New content aside, Zero Mission is obviously a tremendous audio-visual upgrade over the original Metroid. The included emulation of the original version is a great bonus, if only as a reference for comparison. Every single piece of art has been redone, with most sprites now considerably larger than before. The environment proportions, however, seem to have been left alone, making the caverns of Zebes feel more intimate and, arguably, more claustrophobic this time around. The unforgettable, seemingly never-ending vertical shafts have been contracted quite a bit, and the platform and color schemes are more varied in the remake. Zero Mission also features a remixed soundtrack. There are more and better instruments, as you'd expect, but none of the tracks have been rewritten with drastic changes. The result sounds more like a polishing than a recreation. I still prefer the original title theme, as it's not as muffled as the new one, and because the original MIDI instruments just worked perfectly for that arrangement. Most sound effects have been replaced with ones from later games, and there are unfortunately not many new sounds to listen for. The game avoids voice-acting altogether, and rightly so.
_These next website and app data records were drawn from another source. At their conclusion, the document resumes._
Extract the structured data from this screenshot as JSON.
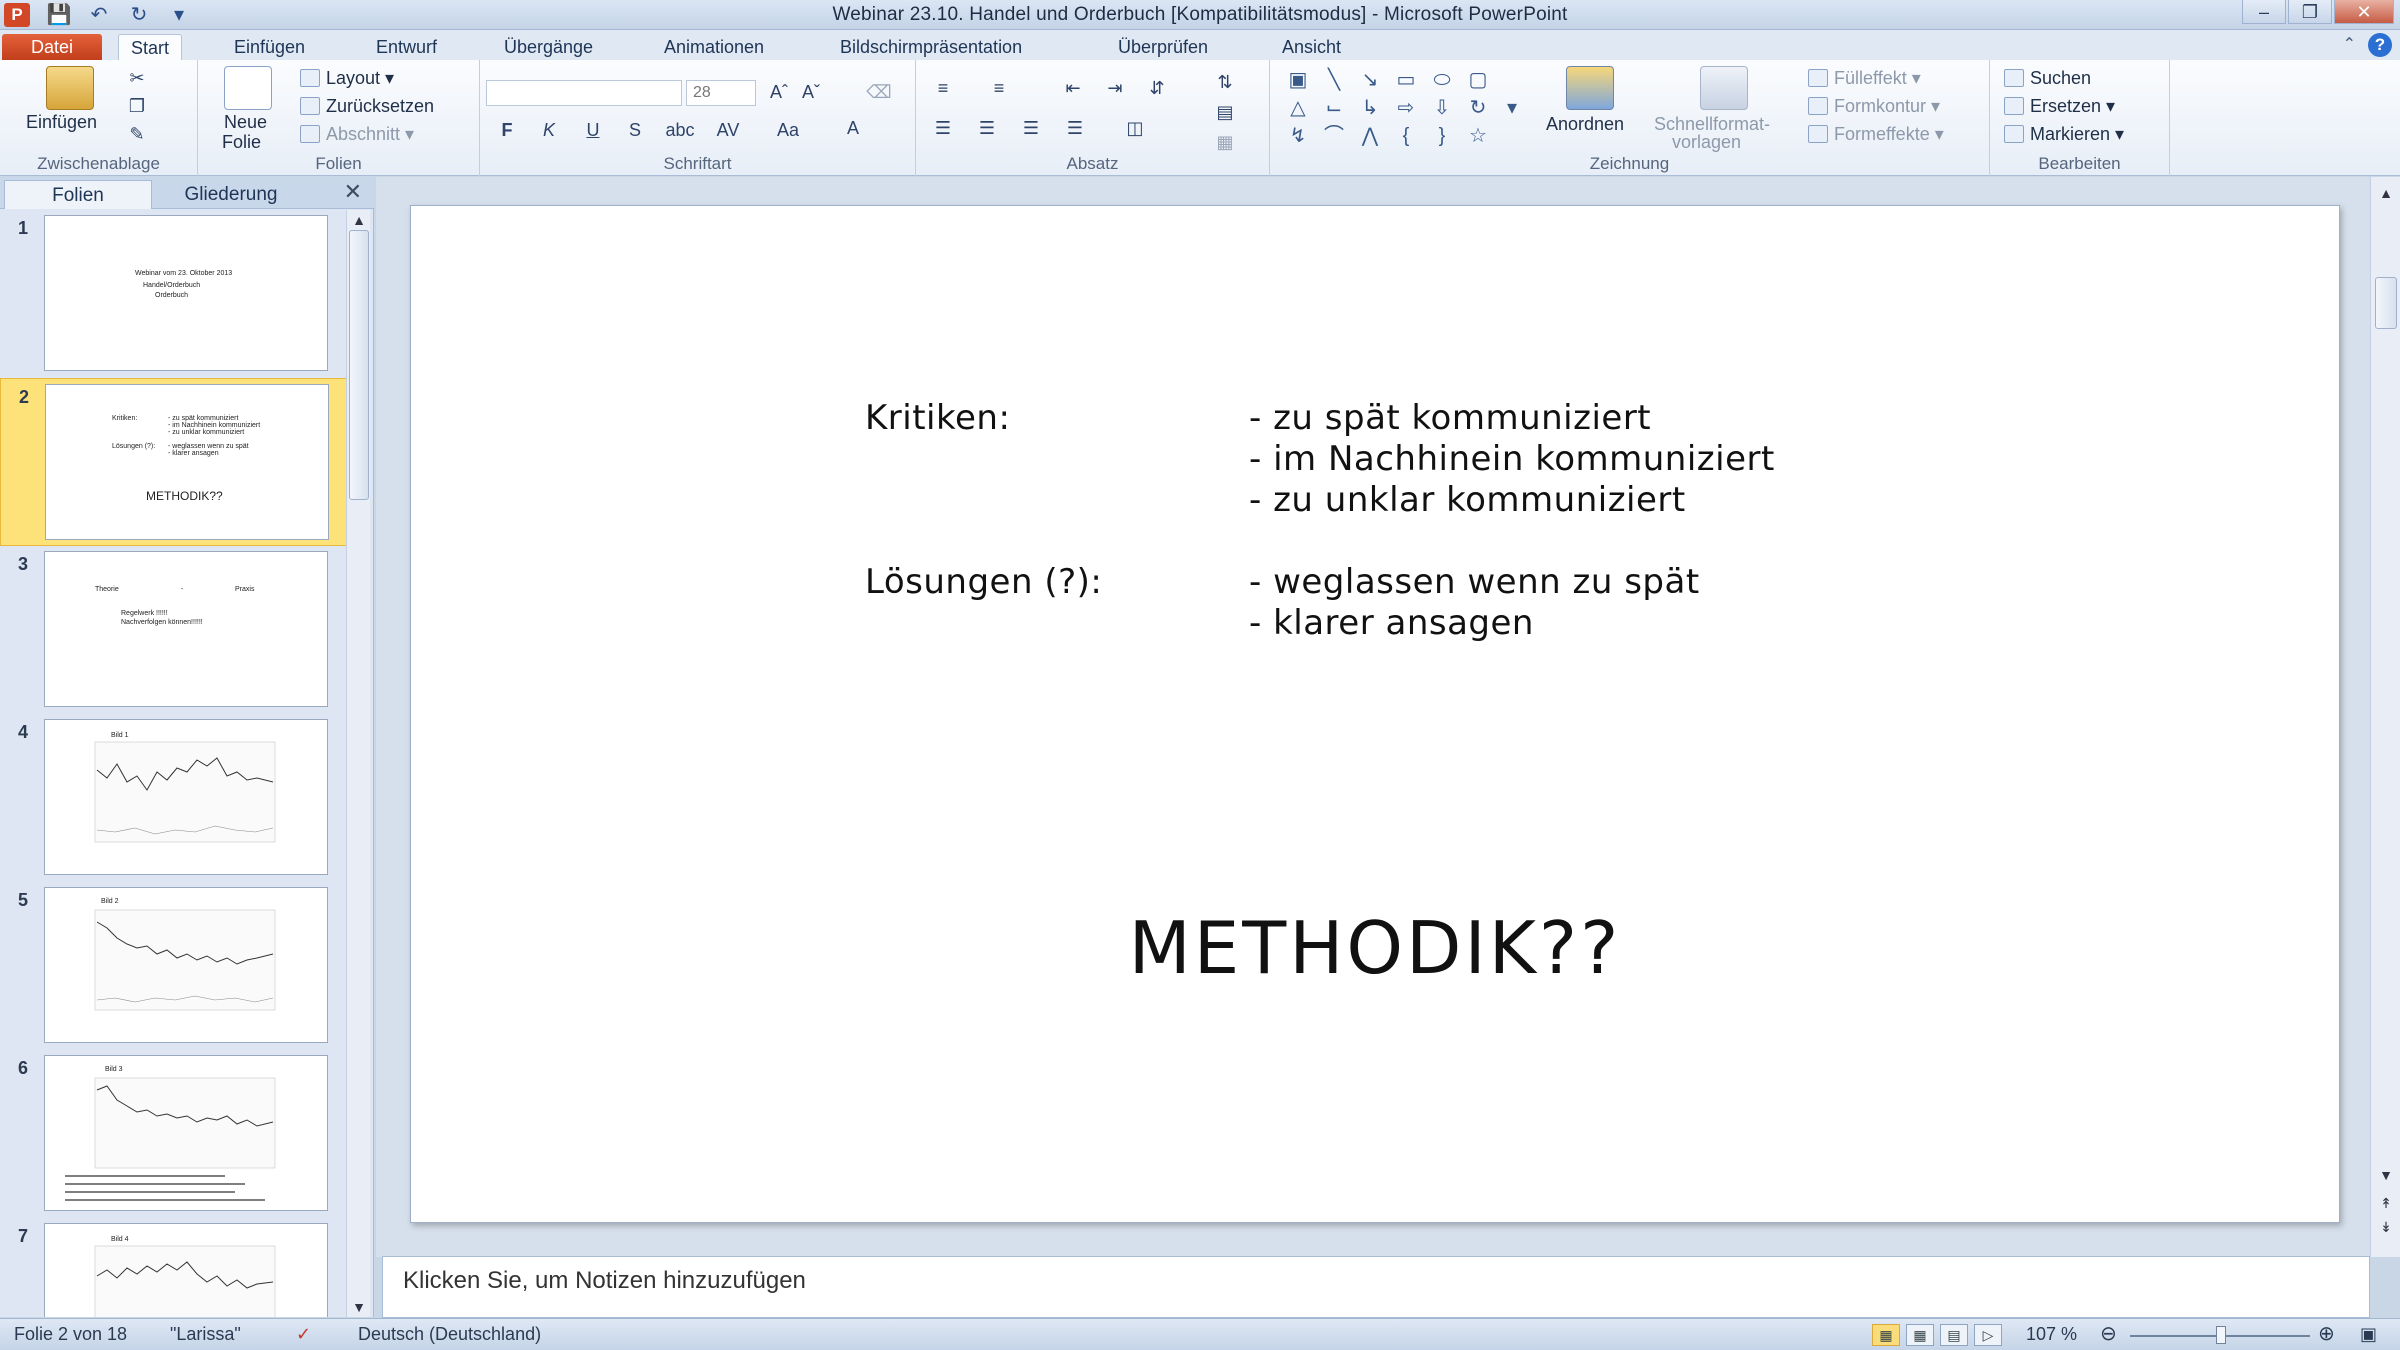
{
  "titlebar": {
    "title": "Webinar 23.10. Handel und Orderbuch [Kompatibilitätsmodus] - Microsoft PowerPoint",
    "logo": "P",
    "qat": [
      "save-icon",
      "undo-icon",
      "redo-icon",
      "customize-icon"
    ],
    "window_buttons": [
      "minimize",
      "restore",
      "close"
    ]
  },
  "tabs": {
    "file": "Datei",
    "items": [
      "Start",
      "Einfügen",
      "Entwurf",
      "Übergänge",
      "Animationen",
      "Bildschirmpräsentation",
      "Überprüfen",
      "Ansicht"
    ],
    "active": "Start"
  },
  "ribbon": {
    "clipboard": {
      "label": "Zwischenablage",
      "paste": "Einfügen"
    },
    "slides": {
      "label": "Folien",
      "new_slide_1": "Neue",
      "new_slide_2": "Folie",
      "layout": "Layout",
      "reset": "Zurücksetzen",
      "section": "Abschnitt"
    },
    "font": {
      "label": "Schriftart",
      "size": "28",
      "bold": "F",
      "italic": "K",
      "underline": "U",
      "strike": "S",
      "shadow": "abc",
      "spacing": "AV",
      "case": "Aa",
      "color": "A"
    },
    "paragraph": {
      "label": "Absatz"
    },
    "drawing": {
      "label": "Zeichnung",
      "arrange": "Anordnen",
      "quick_styles_1": "Schnellformat-",
      "quick_styles_2": "vorlagen",
      "fill": "Fülleffekt",
      "outline": "Formkontur",
      "effects": "Formeffekte"
    },
    "editing": {
      "label": "Bearbeiten",
      "find": "Suchen",
      "replace": "Ersetzen",
      "select": "Markieren"
    }
  },
  "left_pane": {
    "tab_slides": "Folien",
    "tab_outline": "Gliederung",
    "close": "✕",
    "thumbnails": [
      {
        "num": "1",
        "lines": [
          "Webinar vom 23. Oktober 2013",
          "Handel/Orderbuch",
          "Orderbuch"
        ]
      },
      {
        "num": "2",
        "lines": [
          "Kritiken:",
          "- zu spät kommuniziert",
          "- im Nachhinein kommuniziert",
          "- zu unklar kommuniziert",
          "Lösungen (?):",
          "- weglassen wenn zu spät",
          "- klarer ansagen",
          "METHODIK??"
        ]
      },
      {
        "num": "3",
        "lines": [
          "Theorie",
          "-",
          "Praxis",
          "Regelwerk !!!!!!",
          "Nachverfolgen können!!!!!!"
        ]
      },
      {
        "num": "4",
        "lines": [
          "Bild 1"
        ]
      },
      {
        "num": "5",
        "lines": [
          "Bild 2"
        ]
      },
      {
        "num": "6",
        "lines": [
          "Bild 3"
        ]
      },
      {
        "num": "7",
        "lines": [
          "Bild 4"
        ]
      }
    ]
  },
  "slide": {
    "kritiken_label": "Kritiken:",
    "kritiken": [
      "- zu spät kommuniziert",
      "- im Nachhinein kommuniziert",
      "- zu unklar kommuniziert"
    ],
    "loesungen_label": "Lösungen (?):",
    "loesungen": [
      "- weglassen wenn zu spät",
      "- klarer ansagen"
    ],
    "headline": "METHODIK??"
  },
  "notes": {
    "placeholder": "Klicken Sie, um Notizen hinzuzufügen"
  },
  "status": {
    "slide_info": "Folie 2 von 18",
    "theme": "\"Larissa\"",
    "language": "Deutsch (Deutschland)",
    "zoom": "107 %"
  }
}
Length is always an issue when a new Metroid game is released. Zero Mission is not the longest in the series (that title would probably go to Metroid Prime), but it's longer than Fusion and almost as big as Super Metroid. Your playing time on the first run will depend heavily on your all-purpose Metroid skills, whether you played the original version (and thus have some familiarity with the maps), and how much you care to look for secret items. My first run was about six and a half hours with 80% of the items, and I am a pretty good Metroid player as well as a veteran of the original game. It all depends very much on your playing style. In any case, there's just no way to argue that this is a long game. It's not. Neither are any of the other Metroid games. The first one you play always takes a while, but once you get the hang of moving Samus and a feel for how the levels are designed, you can blow through even a new game with ease. However, Zero Mission does a good job of extending its value, with an unlockable Hard mode that will challenge any Metroid fan, as well as hidden art galleries that open up as you beat the game with fast times and high item completion rates. Some of the hidden items are also truly devious, which will keep completists busy for some time. Being that most of us will play through it at least twice, it's not hard for me to recommend Zero Mission as a purchase. I didn't feel cheated with Fusion, and this game is longer with more reasons to go back and play some more.
So pick it up and have a blast. This isn't just Metroid...this is THE Metroid, an impeccable "remake" that might as well be a completely new game. It's probably my favorite in the whole series, and that's saying something.